[Records contained in a dataset]
..............................

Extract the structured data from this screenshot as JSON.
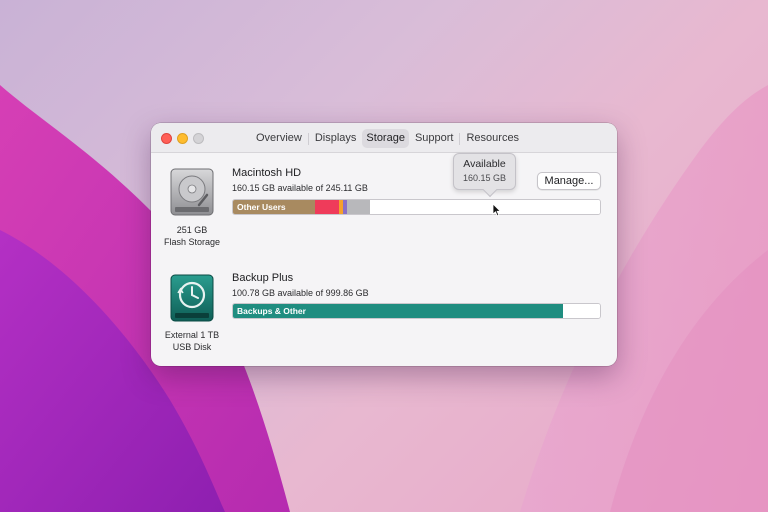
{
  "window": {
    "tabs": [
      {
        "label": "Overview",
        "active": false
      },
      {
        "label": "Displays",
        "active": false
      },
      {
        "label": "Storage",
        "active": true
      },
      {
        "label": "Support",
        "active": false
      },
      {
        "label": "Resources",
        "active": false
      }
    ]
  },
  "volumes": [
    {
      "name": "Macintosh HD",
      "available_text": "160.15 GB available of 245.11 GB",
      "caption_line1": "251 GB",
      "caption_line2": "Flash Storage",
      "icon": "hard-drive-icon",
      "manage_label": "Manage...",
      "segments": [
        {
          "label": "Other Users",
          "fraction": 0.224,
          "color": "#a88a60"
        },
        {
          "label": "",
          "fraction": 0.066,
          "color": "#ef3b5a"
        },
        {
          "label": "",
          "fraction": 0.008,
          "color": "#f5a02c"
        },
        {
          "label": "",
          "fraction": 0.011,
          "color": "#8a6fc6"
        },
        {
          "label": "",
          "fraction": 0.062,
          "color": "#b8b8bb"
        }
      ],
      "tooltip": {
        "title": "Available",
        "value": "160.15 GB"
      }
    },
    {
      "name": "Backup Plus",
      "available_text": "100.78 GB available of 999.86 GB",
      "caption_line1": "External 1 TB",
      "caption_line2": "USB Disk",
      "icon": "time-machine-icon",
      "segments": [
        {
          "label": "Backups & Other",
          "fraction": 0.899,
          "color": "#1f8d80"
        }
      ]
    }
  ],
  "colors": {
    "close": "#ff5f57",
    "minimize": "#febc2e",
    "zoom": "#d4d3d6"
  }
}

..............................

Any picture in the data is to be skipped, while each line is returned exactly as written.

Extract the structured data from this screenshot as JSON.
{
  "window": {
    "tabs": [
      {
        "label": "Overview",
        "active": false
      },
      {
        "label": "Displays",
        "active": false
      },
      {
        "label": "Storage",
        "active": true
      },
      {
        "label": "Support",
        "active": false
      },
      {
        "label": "Resources",
        "active": false
      }
    ]
  },
  "volumes": [
    {
      "name": "Macintosh HD",
      "available_text": "160.15 GB available of 245.11 GB",
      "caption_line1": "251 GB",
      "caption_line2": "Flash Storage",
      "icon": "hard-drive-icon",
      "manage_label": "Manage...",
      "segments": [
        {
          "label": "Other Users",
          "fraction": 0.224,
          "color": "#a88a60"
        },
        {
          "label": "",
          "fraction": 0.066,
          "color": "#ef3b5a"
        },
        {
          "label": "",
          "fraction": 0.008,
          "color": "#f5a02c"
        },
        {
          "label": "",
          "fraction": 0.011,
          "color": "#8a6fc6"
        },
        {
          "label": "",
          "fraction": 0.062,
          "color": "#b8b8bb"
        }
      ],
      "tooltip": {
        "title": "Available",
        "value": "160.15 GB"
      }
    },
    {
      "name": "Backup Plus",
      "available_text": "100.78 GB available of 999.86 GB",
      "caption_line1": "External 1 TB",
      "caption_line2": "USB Disk",
      "icon": "time-machine-icon",
      "segments": [
        {
          "label": "Backups & Other",
          "fraction": 0.899,
          "color": "#1f8d80"
        }
      ]
    }
  ],
  "colors": {
    "close": "#ff5f57",
    "minimize": "#febc2e",
    "zoom": "#d4d3d6"
  }
}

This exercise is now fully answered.